> _TASK DIRECTIONS_
Return the lines below that carry the word "name".

#### DATA SHOWN ####

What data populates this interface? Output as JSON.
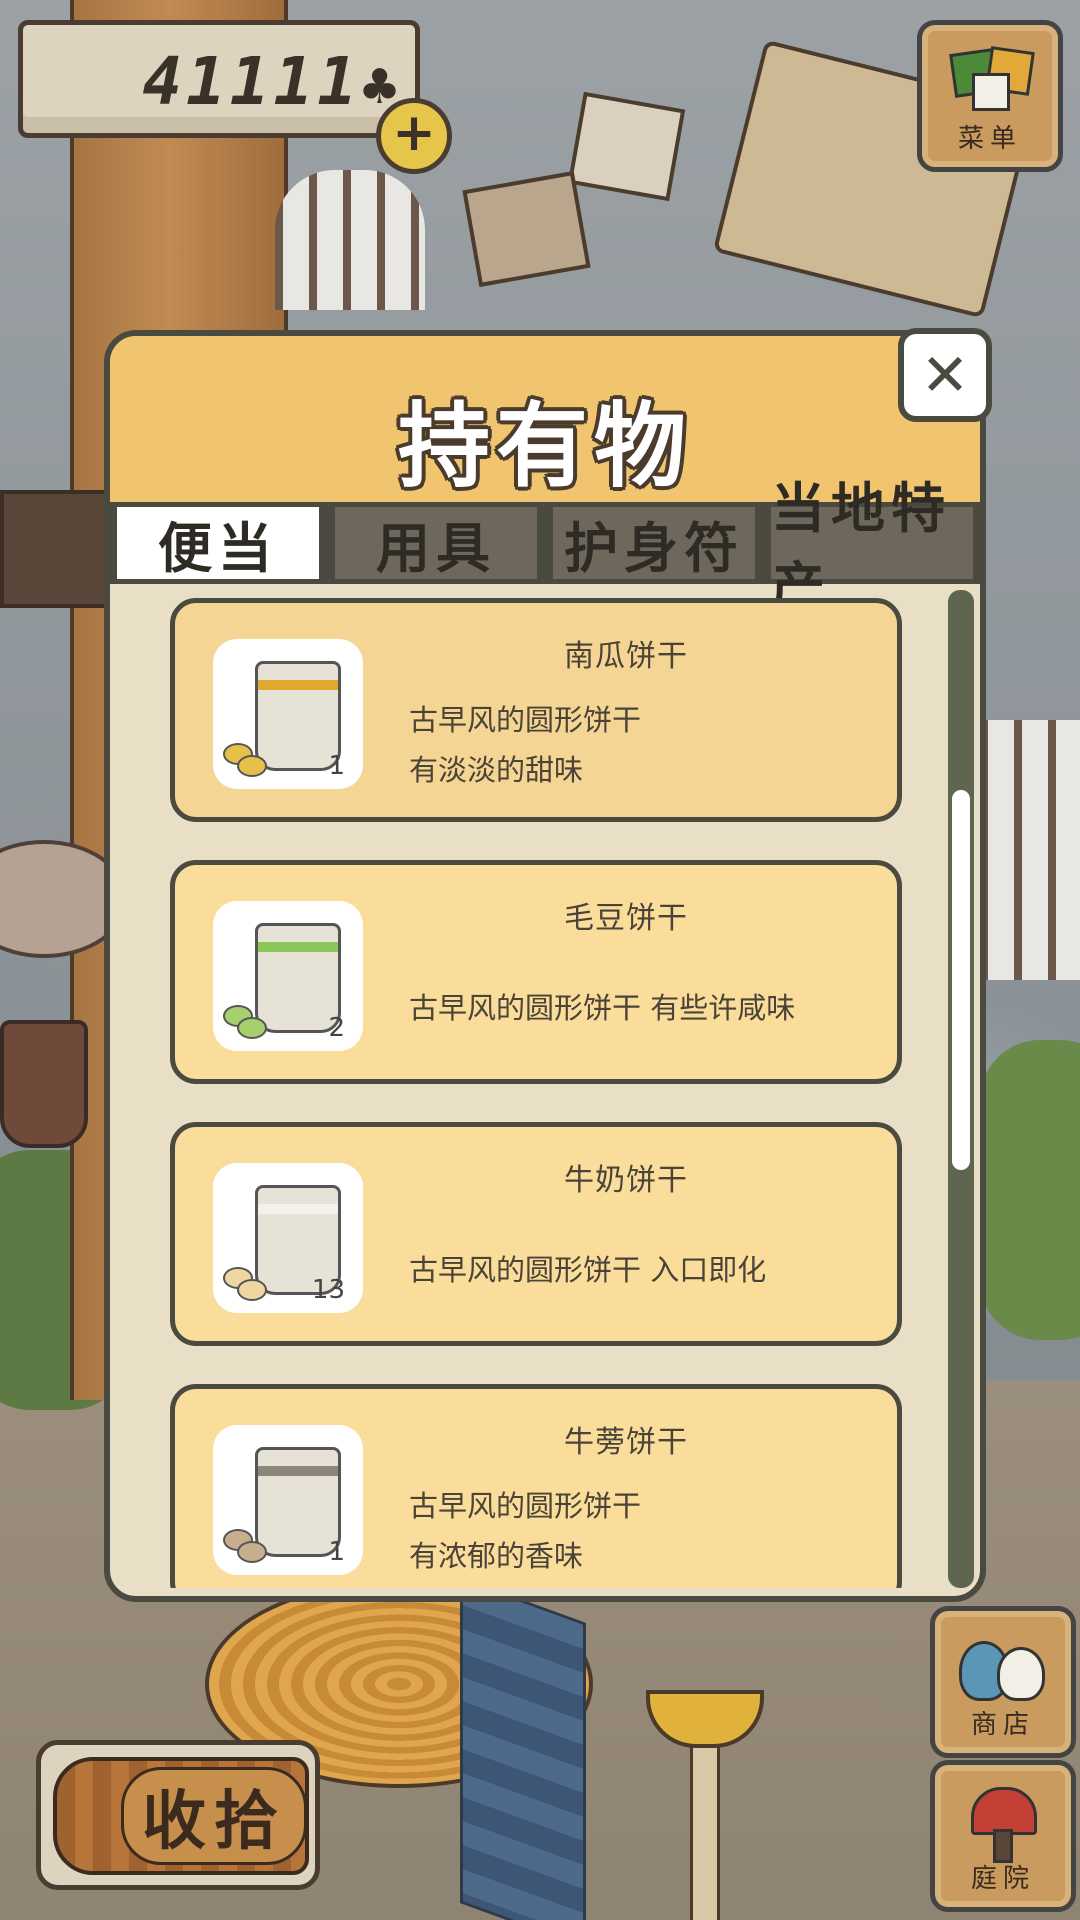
{
  "hud": {
    "clover_count": "41111",
    "add_symbol": "+",
    "menu_label": "菜单",
    "shop_label": "商店",
    "yard_label": "庭院",
    "tidy_label": "收拾"
  },
  "dialog": {
    "title": "持有物",
    "close_symbol": "✕",
    "tabs": [
      {
        "label": "便当",
        "active": true
      },
      {
        "label": "用具",
        "active": false
      },
      {
        "label": "护身符",
        "active": false
      },
      {
        "label": "当地特产",
        "active": false
      }
    ],
    "items": [
      {
        "name": "南瓜饼干",
        "desc": "古早风的圆形饼干\n有淡淡的甜味",
        "qty": "1",
        "band_color": "#e0a92e",
        "cookie_color": "#e6c14a"
      },
      {
        "name": "毛豆饼干",
        "desc": "古早风的圆形饼干  有些许咸味",
        "qty": "2",
        "band_color": "#8cc55a",
        "cookie_color": "#a8cf6e"
      },
      {
        "name": "牛奶饼干",
        "desc": "古早风的圆形饼干  入口即化",
        "qty": "13",
        "band_color": "#f4f1ea",
        "cookie_color": "#efd6a3"
      },
      {
        "name": "牛蒡饼干",
        "desc": "古早风的圆形饼干\n有浓郁的香味",
        "qty": "1",
        "band_color": "#8b857a",
        "cookie_color": "#c7ae8c"
      }
    ]
  }
}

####

> _OUTPUT OF THE EXERCISE_
        "name": "南瓜饼干",
        "name": "毛豆饼干",
        "name": "牛奶饼干",
        "name": "牛蒡饼干",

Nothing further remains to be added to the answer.